Still, Jennifer has a positive relationship with every feline on the property. She walked us through a small part of her daily routine on a scorching August afternoon. Bella, the zoo’s only female lion, rubbed her body against the tall metal fence that separates animal from caretaker.
“You want a scratch, Bella,” Jennifer asked as she rubbed Bella’s side through the fence.
While we spoke, Jennifer walked Bella through “target” training, when an animal is taught to touch their nose or paw to a fixed target. Today’s target was a tennis ball at the end of a stick. Bella gently touched the tennis ball with her paw at Jennifer’s command.
“Good girl, Bella,” Jennifer told the lion upon successful completion of the task, the most basic of the skills that the large felines are taught.
Jennifer clicked a small clicker in her hand, an audible sign that Bella followed the command correctly. A small treat of raw meat soon followed.
The large cats at the Zoo are taught a host of different skills.
“They’re easier to train than you might think,” Jennifer said.
Still, it might take years for the cats to learn some of the more complicated skills. “Ejection training,” where a feline picks up and discards any trash that might have been blown into their habitat, might take years.
Bella and her companion, Lex, a 7-year-old male African lion, are fed a varied diet throughout the year.
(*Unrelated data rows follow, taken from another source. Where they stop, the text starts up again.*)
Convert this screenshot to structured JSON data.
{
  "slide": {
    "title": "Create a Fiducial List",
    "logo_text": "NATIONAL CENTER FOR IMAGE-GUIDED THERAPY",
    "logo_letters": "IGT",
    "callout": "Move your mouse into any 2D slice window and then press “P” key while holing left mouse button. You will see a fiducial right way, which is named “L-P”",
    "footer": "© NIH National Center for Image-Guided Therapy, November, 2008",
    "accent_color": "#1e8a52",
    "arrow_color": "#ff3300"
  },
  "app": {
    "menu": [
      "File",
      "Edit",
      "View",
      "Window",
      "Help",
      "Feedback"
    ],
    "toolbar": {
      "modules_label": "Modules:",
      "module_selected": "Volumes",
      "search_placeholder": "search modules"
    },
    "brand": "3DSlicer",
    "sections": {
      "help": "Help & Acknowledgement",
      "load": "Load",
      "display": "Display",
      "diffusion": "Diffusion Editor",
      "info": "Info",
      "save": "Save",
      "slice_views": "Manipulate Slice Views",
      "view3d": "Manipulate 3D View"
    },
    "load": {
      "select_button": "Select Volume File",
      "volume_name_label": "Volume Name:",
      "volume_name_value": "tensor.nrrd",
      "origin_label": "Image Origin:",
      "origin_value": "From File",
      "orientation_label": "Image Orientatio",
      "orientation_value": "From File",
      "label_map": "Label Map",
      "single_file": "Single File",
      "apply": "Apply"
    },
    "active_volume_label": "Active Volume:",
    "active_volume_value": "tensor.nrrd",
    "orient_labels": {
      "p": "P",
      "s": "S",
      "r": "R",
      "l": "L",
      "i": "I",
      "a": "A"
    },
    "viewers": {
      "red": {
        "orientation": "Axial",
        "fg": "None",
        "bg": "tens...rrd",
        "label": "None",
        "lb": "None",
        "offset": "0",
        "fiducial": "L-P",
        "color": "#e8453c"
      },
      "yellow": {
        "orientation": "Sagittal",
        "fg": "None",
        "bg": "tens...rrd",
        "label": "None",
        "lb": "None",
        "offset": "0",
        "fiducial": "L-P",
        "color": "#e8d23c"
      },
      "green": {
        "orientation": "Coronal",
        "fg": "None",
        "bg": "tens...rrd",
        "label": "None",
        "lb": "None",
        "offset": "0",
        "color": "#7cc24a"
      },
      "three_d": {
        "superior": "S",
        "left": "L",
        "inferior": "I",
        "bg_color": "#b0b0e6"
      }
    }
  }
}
“Nobody likes to eat the same thing over and over,” Jennifer said.
Though they are carnivores, there is a great variety to be found within the meats they are fed, Jennifer said that in the wild, lions “gouge” on up to 90 pounds of meat at a time.
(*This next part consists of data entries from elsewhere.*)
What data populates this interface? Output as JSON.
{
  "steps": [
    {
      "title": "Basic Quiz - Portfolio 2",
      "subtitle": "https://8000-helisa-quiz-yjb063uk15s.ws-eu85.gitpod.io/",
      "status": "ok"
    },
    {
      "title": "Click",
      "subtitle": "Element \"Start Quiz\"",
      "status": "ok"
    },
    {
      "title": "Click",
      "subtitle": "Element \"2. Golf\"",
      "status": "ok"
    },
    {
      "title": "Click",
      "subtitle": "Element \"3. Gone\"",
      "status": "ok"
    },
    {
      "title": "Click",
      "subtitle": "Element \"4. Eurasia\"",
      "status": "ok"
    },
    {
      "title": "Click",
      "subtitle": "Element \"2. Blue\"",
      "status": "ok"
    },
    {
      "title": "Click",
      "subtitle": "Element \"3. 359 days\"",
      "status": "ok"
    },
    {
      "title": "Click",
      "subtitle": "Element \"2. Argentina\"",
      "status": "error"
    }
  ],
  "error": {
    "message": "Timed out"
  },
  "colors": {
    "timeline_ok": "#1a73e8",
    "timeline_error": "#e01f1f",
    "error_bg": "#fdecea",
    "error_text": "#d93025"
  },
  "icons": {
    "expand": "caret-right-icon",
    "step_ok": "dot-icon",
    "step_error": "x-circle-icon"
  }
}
“They’ll eat every part of what they kill – hair, skin, bones, and all,” she said.
Like the camels that we wrote about in the previous “Do the Zoo” feature, Jennifer said that it is much easier for lions to maintain a healthy weight if they are fed more slowly throughout the days and weeks.
Some days are “light” food days. Bella and Rex might eat rabbits, guinea pigs, bones, or frozen blood on a light day. Jennifer will often hide these scraps of food throughout the lion’s habitat. On a regular day, they might eat ground beef with cartilage and bone in the mix.
African lions and snow leopards are naturally found in wildly different climates, but both are able to thrive in the Cape May County Zoo. Each animal has an off-display section of their habitat where they can find reprieve from the zoo’s many staring eyes. They also have off-display enclosures that are air-conditioned in the summer and heated in the winter.
Snow leopards, Jennifer said, naturally live in parts of the world that climb as hot as 50 degrees. African lions commonly endure near-freezing temperatures during the cool of a desert night.
Both species of large cat at the zoo rest in their climate-controlled “house” during extreme temperatures. They also enter these enclosures when it is time to eat. This lets Jennifer enter the habitat to place food. Jennifer is never in a big cat habitat while the animals are there.
There is a strict protocol that dictates how the habitat is opened, how the “house” is opened, and when the cats are let back into their habitats to eat. The house has a double set of locks, and one set of locks is always engaged.
Jennifer is there even in the worst of storms to care for the zoo’s big cats.
“Sometimes, we have to bring a blowtorch out here in winter to unfreeze the locks,” Jennifer said.
“This job is really hard work. It’s a lot of physical labor,” she told the Herald as our time together ended. “But this is my passion.”
She said that zoos are an important way for visitors to interface with the natural world, with animals that are otherwise threatened by global human expansion.
“Humans have really destroyed this world,” she said. “I believe that seeing live animals promotes empathy and excitement for conservation.”
Visit the Cape May County Zoo every day of the year except Christmas.